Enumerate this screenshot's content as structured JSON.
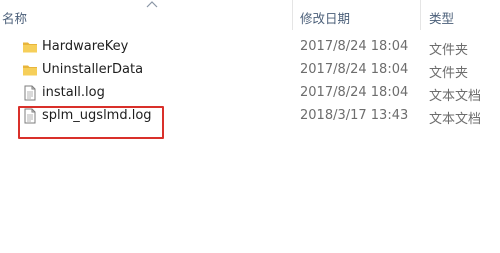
{
  "columns": {
    "name": "名称",
    "date": "修改日期",
    "type": "类型"
  },
  "icons": {
    "folder": "folder-icon",
    "file": "text-file-icon",
    "sort": "chevron-up-icon"
  },
  "colors": {
    "folder": "#f4c542",
    "highlight": "#d9302a"
  },
  "files": [
    {
      "name": "HardwareKey",
      "date": "2017/8/24 18:04",
      "type": "文件夹",
      "kind": "folder"
    },
    {
      "name": "UninstallerData",
      "date": "2017/8/24 18:04",
      "type": "文件夹",
      "kind": "folder"
    },
    {
      "name": "install.log",
      "date": "2017/8/24 18:04",
      "type": "文本文档",
      "kind": "file"
    },
    {
      "name": "splm_ugslmd.log",
      "date": "2018/3/17 13:43",
      "type": "文本文档",
      "kind": "file",
      "highlighted": true
    }
  ]
}
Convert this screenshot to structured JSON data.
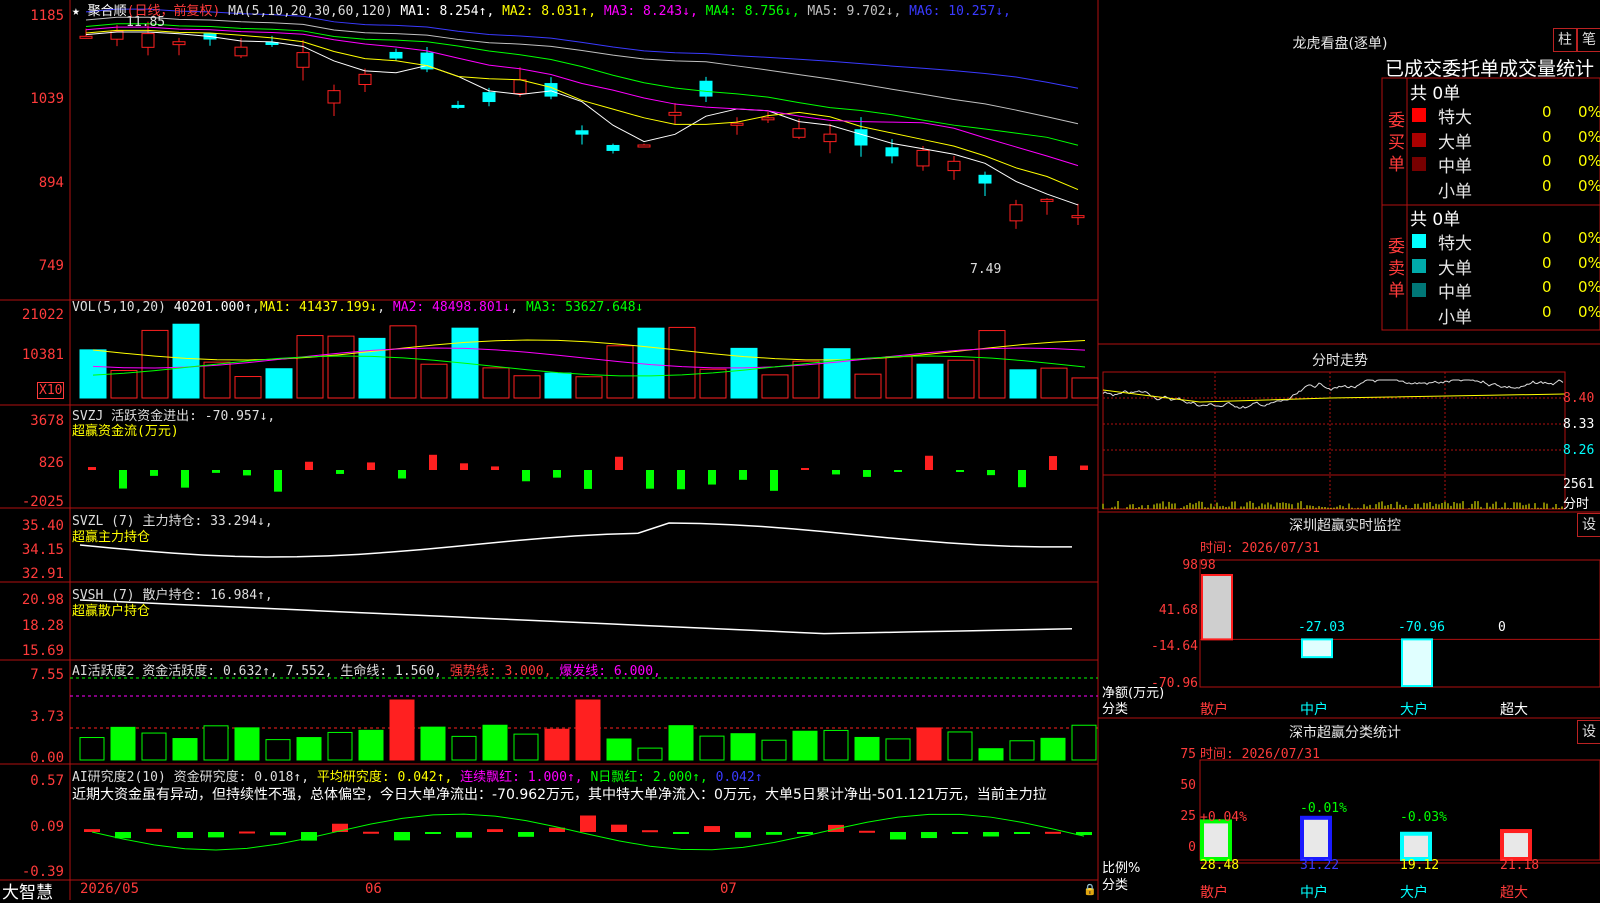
{
  "bottom_bar": {
    "logo": "大智慧",
    "dates": [
      "2026/05",
      "06",
      "07"
    ]
  },
  "kline": {
    "stock_name": "聚合顺",
    "period": "(日线，前复权)",
    "ma_prefix": "MA(5,10,20,30,60,120)",
    "ma": [
      {
        "label": "MA1: 8.254↑",
        "color": "#ffffff"
      },
      {
        "label": "MA2: 8.031↑",
        "color": "#ffff00"
      },
      {
        "label": "MA3: 8.243↓",
        "color": "#ff00ff"
      },
      {
        "label": "MA4: 8.756↓",
        "color": "#00ff00"
      },
      {
        "label": "MA5: 9.702↓",
        "color": "#c0c0c0"
      },
      {
        "label": "MA6: 10.257↓",
        "color": "#3a3aff"
      }
    ],
    "y_ticks": [
      "1185",
      "1039",
      "894",
      "749"
    ],
    "high_marker": "11.85",
    "low_marker": "7.49"
  },
  "vol": {
    "prefix": "VOL(5,10,20)",
    "value": "40201.000↑",
    "ma1": "MA1: 41437.199↓",
    "ma2": "MA2: 48498.801↓",
    "ma3": "MA3: 53627.648↓",
    "y_ticks": [
      "21022",
      "10381"
    ],
    "unit": "X10"
  },
  "svzj": {
    "title": "SVZJ  活跃资金进出: -70.957↓,",
    "subtitle": "超赢资金流(万元)",
    "y_ticks": [
      "3678",
      "826",
      "-2025"
    ]
  },
  "svzl": {
    "title": "SVZL (7) 主力持仓: 33.294↓,",
    "subtitle": "超赢主力持仓",
    "y_ticks": [
      "35.40",
      "34.15",
      "32.91"
    ]
  },
  "svsh": {
    "title": "SVSH (7) 散户持仓: 16.984↑,",
    "subtitle": "超赢散户持仓",
    "y_ticks": [
      "20.98",
      "18.28",
      "15.69"
    ]
  },
  "ai_active": {
    "title": "AI活跃度2 资金活跃度: 0.632↑, 7.552, 生命线: 1.560,",
    "strong": "强势线: 3.000,",
    "burst": "爆发线: 6.000,",
    "y_ticks": [
      "7.55",
      "3.73",
      "0.00"
    ]
  },
  "ai_research": {
    "title": "AI研究度2(10) 资金研究度: 0.018↑,",
    "avg": "平均研究度: 0.042↑,",
    "cont": "连续飘红: 1.000↑,",
    "nday": "N日飘红: 2.000↑,",
    "last": "0.042↑",
    "comment": "近期大资金虽有异动，但持续性不强，总体偏空，今日大单净流出：-70.962万元，其中特大单净流入：0万元，大单5日累计净出-501.121万元，当前主力拉",
    "y_ticks": [
      "0.57",
      "0.09",
      "-0.39"
    ]
  },
  "dragon_tiger": {
    "title": "龙虎看盘(逐单)",
    "btn_a": "柱",
    "btn_b": "笔",
    "tabs_text": "已成交委托单成交量统计",
    "buy_label": "委买单",
    "sell_label": "委卖单",
    "buy_total": "共 0单",
    "sell_total": "共 0单",
    "buy_rows": [
      {
        "name": "特大",
        "count": "0",
        "pct": "0%",
        "color": "#ff0000"
      },
      {
        "name": "大单",
        "count": "0",
        "pct": "0%",
        "color": "#aa0000"
      },
      {
        "name": "中单",
        "count": "0",
        "pct": "0%",
        "color": "#770000"
      },
      {
        "name": "小单",
        "count": "0",
        "pct": "0%",
        "color": "#000000"
      }
    ],
    "sell_rows": [
      {
        "name": "特大",
        "count": "0",
        "pct": "0%",
        "color": "#00ffff"
      },
      {
        "name": "大单",
        "count": "0",
        "pct": "0%",
        "color": "#00aaaa"
      },
      {
        "name": "中单",
        "count": "0",
        "pct": "0%",
        "color": "#007777"
      },
      {
        "name": "小单",
        "count": "0",
        "pct": "0%",
        "color": "#000000"
      }
    ]
  },
  "intraday": {
    "title": "分时走势",
    "y_ticks": [
      "8.40",
      "8.33",
      "8.26"
    ],
    "vol_top": "2561",
    "vol_label": "分时"
  },
  "sz_monitor": {
    "title": "深圳超赢实时监控",
    "set_btn": "设",
    "time": "时间: 2026/07/31",
    "y_ticks": [
      "98",
      "41.68",
      "-14.64",
      "-70.96"
    ],
    "bar_labels": [
      "98",
      "-27.03",
      "-70.96",
      "0"
    ],
    "categories": [
      "散户",
      "中户",
      "大户",
      "超大"
    ],
    "ylabel": "净额(万元)",
    "xlabel": "分类"
  },
  "sz_class": {
    "title": "深市超赢分类统计",
    "set_btn": "设",
    "time": "时间: 2026/07/31",
    "y_ticks": [
      "75",
      "50",
      "25",
      "0"
    ],
    "deltas": [
      "+0.04%",
      "-0.01%",
      "-0.03%",
      ""
    ],
    "values": [
      "28.48",
      "31.22",
      "19.12",
      "21.18"
    ],
    "categories": [
      "散户",
      "中户",
      "大户",
      "超大"
    ],
    "ylabel": "比例%",
    "xlabel": "分类"
  },
  "chart_data": [
    {
      "type": "line",
      "title": "聚合顺(日线，前复权)",
      "x": [
        "2026/05",
        "06",
        "07"
      ],
      "series": [
        {
          "name": "MA1",
          "values": [
            8.254
          ]
        },
        {
          "name": "MA2",
          "values": [
            8.031
          ]
        },
        {
          "name": "MA3",
          "values": [
            8.243
          ]
        },
        {
          "name": "MA4",
          "values": [
            8.756
          ]
        },
        {
          "name": "MA5",
          "values": [
            9.702
          ]
        },
        {
          "name": "MA6",
          "values": [
            10.257
          ]
        }
      ],
      "ylim": [
        7.49,
        11.85
      ]
    },
    {
      "type": "bar",
      "title": "深圳超赢实时监控",
      "categories": [
        "散户",
        "中户",
        "大户",
        "超大"
      ],
      "values": [
        98,
        -27.03,
        -70.96,
        0
      ],
      "ylabel": "净额(万元)",
      "ylim": [
        -70.96,
        98
      ]
    },
    {
      "type": "bar",
      "title": "深市超赢分类统计",
      "categories": [
        "散户",
        "中户",
        "大户",
        "超大"
      ],
      "values": [
        28.48,
        31.22,
        19.12,
        21.18
      ],
      "ylabel": "比例%",
      "ylim": [
        0,
        75
      ]
    }
  ]
}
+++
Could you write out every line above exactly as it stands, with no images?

- _RESPONSE TO THE EXERCISE_
Enumerate this screenshot's content as structured JSON.
{
  "columns": {
    "name": "名称",
    "date": "修改日期",
    "type": "类型"
  },
  "icons": {
    "folder": "folder-icon",
    "file": "text-file-icon",
    "sort": "chevron-up-icon"
  },
  "colors": {
    "folder": "#f4c542",
    "highlight": "#d9302a"
  },
  "files": [
    {
      "name": "HardwareKey",
      "date": "2017/8/24 18:04",
      "type": "文件夹",
      "kind": "folder"
    },
    {
      "name": "UninstallerData",
      "date": "2017/8/24 18:04",
      "type": "文件夹",
      "kind": "folder"
    },
    {
      "name": "install.log",
      "date": "2017/8/24 18:04",
      "type": "文本文档",
      "kind": "file"
    },
    {
      "name": "splm_ugslmd.log",
      "date": "2018/3/17 13:43",
      "type": "文本文档",
      "kind": "file",
      "highlighted": true
    }
  ]
}
Convert this screenshot to structured JSON data.
{
  "bottom_bar": {
    "logo": "大智慧",
    "dates": [
      "2026/05",
      "06",
      "07"
    ]
  },
  "kline": {
    "stock_name": "聚合顺",
    "period": "(日线，前复权)",
    "ma_prefix": "MA(5,10,20,30,60,120)",
    "ma": [
      {
        "label": "MA1: 8.254↑",
        "color": "#ffffff"
      },
      {
        "label": "MA2: 8.031↑",
        "color": "#ffff00"
      },
      {
        "label": "MA3: 8.243↓",
        "color": "#ff00ff"
      },
      {
        "label": "MA4: 8.756↓",
        "color": "#00ff00"
      },
      {
        "label": "MA5: 9.702↓",
        "color": "#c0c0c0"
      },
      {
        "label": "MA6: 10.257↓",
        "color": "#3a3aff"
      }
    ],
    "y_ticks": [
      "1185",
      "1039",
      "894",
      "749"
    ],
    "high_marker": "11.85",
    "low_marker": "7.49"
  },
  "vol": {
    "prefix": "VOL(5,10,20)",
    "value": "40201.000↑",
    "ma1": "MA1: 41437.199↓",
    "ma2": "MA2: 48498.801↓",
    "ma3": "MA3: 53627.648↓",
    "y_ticks": [
      "21022",
      "10381"
    ],
    "unit": "X10"
  },
  "svzj": {
    "title": "SVZJ  活跃资金进出: -70.957↓,",
    "subtitle": "超赢资金流(万元)",
    "y_ticks": [
      "3678",
      "826",
      "-2025"
    ]
  },
  "svzl": {
    "title": "SVZL (7) 主力持仓: 33.294↓,",
    "subtitle": "超赢主力持仓",
    "y_ticks": [
      "35.40",
      "34.15",
      "32.91"
    ]
  },
  "svsh": {
    "title": "SVSH (7) 散户持仓: 16.984↑,",
    "subtitle": "超赢散户持仓",
    "y_ticks": [
      "20.98",
      "18.28",
      "15.69"
    ]
  },
  "ai_active": {
    "title": "AI活跃度2 资金活跃度: 0.632↑, 7.552, 生命线: 1.560,",
    "strong": "强势线: 3.000,",
    "burst": "爆发线: 6.000,",
    "y_ticks": [
      "7.55",
      "3.73",
      "0.00"
    ]
  },
  "ai_research": {
    "title": "AI研究度2(10) 资金研究度: 0.018↑,",
    "avg": "平均研究度: 0.042↑,",
    "cont": "连续飘红: 1.000↑,",
    "nday": "N日飘红: 2.000↑,",
    "last": "0.042↑",
    "comment": "近期大资金虽有异动，但持续性不强，总体偏空，今日大单净流出：-70.962万元，其中特大单净流入：0万元，大单5日累计净出-501.121万元，当前主力拉",
    "y_ticks": [
      "0.57",
      "0.09",
      "-0.39"
    ]
  },
  "dragon_tiger": {
    "title": "龙虎看盘(逐单)",
    "btn_a": "柱",
    "btn_b": "笔",
    "tabs_text": "已成交委托单成交量统计",
    "buy_label": "委买单",
    "sell_label": "委卖单",
    "buy_total": "共 0单",
    "sell_total": "共 0单",
    "buy_rows": [
      {
        "name": "特大",
        "count": "0",
        "pct": "0%",
        "color": "#ff0000"
      },
      {
        "name": "大单",
        "count": "0",
        "pct": "0%",
        "color": "#aa0000"
      },
      {
        "name": "中单",
        "count": "0",
        "pct": "0%",
        "color": "#770000"
      },
      {
        "name": "小单",
        "count": "0",
        "pct": "0%",
        "color": "#000000"
      }
    ],
    "sell_rows": [
      {
        "name": "特大",
        "count": "0",
        "pct": "0%",
        "color": "#00ffff"
      },
      {
        "name": "大单",
        "count": "0",
        "pct": "0%",
        "color": "#00aaaa"
      },
      {
        "name": "中单",
        "count": "0",
        "pct": "0%",
        "color": "#007777"
      },
      {
        "name": "小单",
        "count": "0",
        "pct": "0%",
        "color": "#000000"
      }
    ]
  },
  "intraday": {
    "title": "分时走势",
    "y_ticks": [
      "8.40",
      "8.33",
      "8.26"
    ],
    "vol_top": "2561",
    "vol_label": "分时"
  },
  "sz_monitor": {
    "title": "深圳超赢实时监控",
    "set_btn": "设",
    "time": "时间: 2026/07/31",
    "y_ticks": [
      "98",
      "41.68",
      "-14.64",
      "-70.96"
    ],
    "bar_labels": [
      "98",
      "-27.03",
      "-70.96",
      "0"
    ],
    "categories": [
      "散户",
      "中户",
      "大户",
      "超大"
    ],
    "ylabel": "净额(万元)",
    "xlabel": "分类"
  },
  "sz_class": {
    "title": "深市超赢分类统计",
    "set_btn": "设",
    "time": "时间: 2026/07/31",
    "y_ticks": [
      "75",
      "50",
      "25",
      "0"
    ],
    "deltas": [
      "+0.04%",
      "-0.01%",
      "-0.03%",
      ""
    ],
    "values": [
      "28.48",
      "31.22",
      "19.12",
      "21.18"
    ],
    "categories": [
      "散户",
      "中户",
      "大户",
      "超大"
    ],
    "ylabel": "比例%",
    "xlabel": "分类"
  },
  "chart_data": [
    {
      "type": "line",
      "title": "聚合顺(日线，前复权)",
      "x": [
        "2026/05",
        "06",
        "07"
      ],
      "series": [
        {
          "name": "MA1",
          "values": [
            8.254
          ]
        },
        {
          "name": "MA2",
          "values": [
            8.031
          ]
        },
        {
          "name": "MA3",
          "values": [
            8.243
          ]
        },
        {
          "name": "MA4",
          "values": [
            8.756
          ]
        },
        {
          "name": "MA5",
          "values": [
            9.702
          ]
        },
        {
          "name": "MA6",
          "values": [
            10.257
          ]
        }
      ],
      "ylim": [
        7.49,
        11.85
      ]
    },
    {
      "type": "bar",
      "title": "深圳超赢实时监控",
      "categories": [
        "散户",
        "中户",
        "大户",
        "超大"
      ],
      "values": [
        98,
        -27.03,
        -70.96,
        0
      ],
      "ylabel": "净额(万元)",
      "ylim": [
        -70.96,
        98
      ]
    },
    {
      "type": "bar",
      "title": "深市超赢分类统计",
      "categories": [
        "散户",
        "中户",
        "大户",
        "超大"
      ],
      "values": [
        28.48,
        31.22,
        19.12,
        21.18
      ],
      "ylabel": "比例%",
      "ylim": [
        0,
        75
      ]
    }
  ]
}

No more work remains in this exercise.